International Monetary Fund. Monetary and Capital Markets Department
This paper assesses the stability of the financial system in Bulgaria. Progress has been made in Bulgaria to strengthen supervision since the 2015 Basel Core Principles assessment, but more work and resources are needed. A more targeted strategy is needed to address high nonperforming loans (NPLs), which in Bulgaria’s banks stood at 13.7 percent of total loans as of June 2016—against the European Union–weighted average of 5.5 percent. Certain accounting, collateral valuation, and risk management practices have discouraged NPL reduction. Banks will also need to build provisions in preparation for the implementation of the forthcoming expected credit loss provisioning standards beginning in 2018.
International Monetary Fund. Monetary and Capital Markets Department
This Technical Assistance report on Bulgaria reviews the formalization and implementation of a comprehensive Supervisory and Review and Evaluation Process (SREP) that includes an explicit and detailed supervisory Pillar 2 capital requirement. The paper highlights that unsound banking practices or regulatory breaches cannot be compensated by complementary capital charges. Loan loss provisions and capital charges for loans created as a result of such practices cannot be created and judged on the basis of the common standards. Banking Supervision Department has developed a methodology for the combined risk assessment and subsequent definition of an additional capital requirement for credit risk. Individual outcomes of the top-down stress tests carried out by the Macroprudential Supervision and Financial Stability Directorate can make a valuable contribution to the SREP. It allows the assessment of the quality of internal control in the institution and its capacity to timely produce complete and reliable data. While capital positions globally are adequate, and soundness indicators have improved, partly as a result of the 2016 Asset Quality Review, nonperforming loans remain high in Bulgaria, with notable differences between the banks.
International Monetary Fund

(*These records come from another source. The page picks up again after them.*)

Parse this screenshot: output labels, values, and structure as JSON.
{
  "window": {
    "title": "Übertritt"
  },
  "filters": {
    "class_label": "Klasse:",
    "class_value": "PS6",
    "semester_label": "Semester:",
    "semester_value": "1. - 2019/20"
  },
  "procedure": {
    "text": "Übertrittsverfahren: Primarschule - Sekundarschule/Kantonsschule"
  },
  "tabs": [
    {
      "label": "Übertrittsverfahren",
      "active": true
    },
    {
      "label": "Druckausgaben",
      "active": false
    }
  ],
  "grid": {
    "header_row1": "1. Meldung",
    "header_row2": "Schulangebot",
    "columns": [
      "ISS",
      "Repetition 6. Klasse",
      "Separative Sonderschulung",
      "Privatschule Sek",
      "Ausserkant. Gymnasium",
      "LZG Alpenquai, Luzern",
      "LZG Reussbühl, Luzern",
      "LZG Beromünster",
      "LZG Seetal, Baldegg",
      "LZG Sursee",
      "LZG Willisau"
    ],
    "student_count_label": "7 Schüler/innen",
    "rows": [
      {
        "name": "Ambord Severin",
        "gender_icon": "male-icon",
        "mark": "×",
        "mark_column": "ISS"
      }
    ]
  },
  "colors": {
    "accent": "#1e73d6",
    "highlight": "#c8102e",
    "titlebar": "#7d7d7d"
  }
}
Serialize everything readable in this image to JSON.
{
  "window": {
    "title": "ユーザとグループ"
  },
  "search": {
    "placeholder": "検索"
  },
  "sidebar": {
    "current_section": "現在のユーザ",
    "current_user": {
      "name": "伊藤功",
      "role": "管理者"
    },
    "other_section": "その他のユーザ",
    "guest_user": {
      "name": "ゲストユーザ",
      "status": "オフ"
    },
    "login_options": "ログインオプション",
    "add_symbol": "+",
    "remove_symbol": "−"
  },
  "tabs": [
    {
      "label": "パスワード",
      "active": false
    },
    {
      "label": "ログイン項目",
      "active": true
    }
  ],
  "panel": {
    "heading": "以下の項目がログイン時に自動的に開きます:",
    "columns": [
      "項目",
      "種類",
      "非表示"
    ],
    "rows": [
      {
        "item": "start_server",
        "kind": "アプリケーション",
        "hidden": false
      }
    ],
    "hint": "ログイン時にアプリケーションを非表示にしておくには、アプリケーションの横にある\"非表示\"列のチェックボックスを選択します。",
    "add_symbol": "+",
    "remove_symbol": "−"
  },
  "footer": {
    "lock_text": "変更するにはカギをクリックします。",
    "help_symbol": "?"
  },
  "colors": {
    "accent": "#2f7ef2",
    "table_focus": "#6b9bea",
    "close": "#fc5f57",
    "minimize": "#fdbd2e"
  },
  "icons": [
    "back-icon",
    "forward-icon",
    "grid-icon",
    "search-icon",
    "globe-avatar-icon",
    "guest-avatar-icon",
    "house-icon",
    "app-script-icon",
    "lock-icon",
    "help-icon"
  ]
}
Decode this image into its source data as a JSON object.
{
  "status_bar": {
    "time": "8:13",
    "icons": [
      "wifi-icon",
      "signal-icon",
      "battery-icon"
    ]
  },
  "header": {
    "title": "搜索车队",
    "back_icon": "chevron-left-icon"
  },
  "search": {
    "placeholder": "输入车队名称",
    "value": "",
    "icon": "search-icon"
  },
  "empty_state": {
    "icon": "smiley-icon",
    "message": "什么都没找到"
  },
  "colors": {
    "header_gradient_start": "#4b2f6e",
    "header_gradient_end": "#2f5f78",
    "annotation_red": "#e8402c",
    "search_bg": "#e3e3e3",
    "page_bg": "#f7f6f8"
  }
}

This paper discusses Bulgaria’s prospects for converging to the living standards of the more advanced members of the European Union (EU). The unfavorable economic environment of the early 1990s and the economic crisis in 1996–97 hurt Bulgaria’s output, employment, and investment. Following the crisis, structural reforms and a sound macroeconomic framework set the stage for a sustained recovery. The structure of the Bulgaria economy has shifted markedly over the last decade, and investment has become the main engine of growth.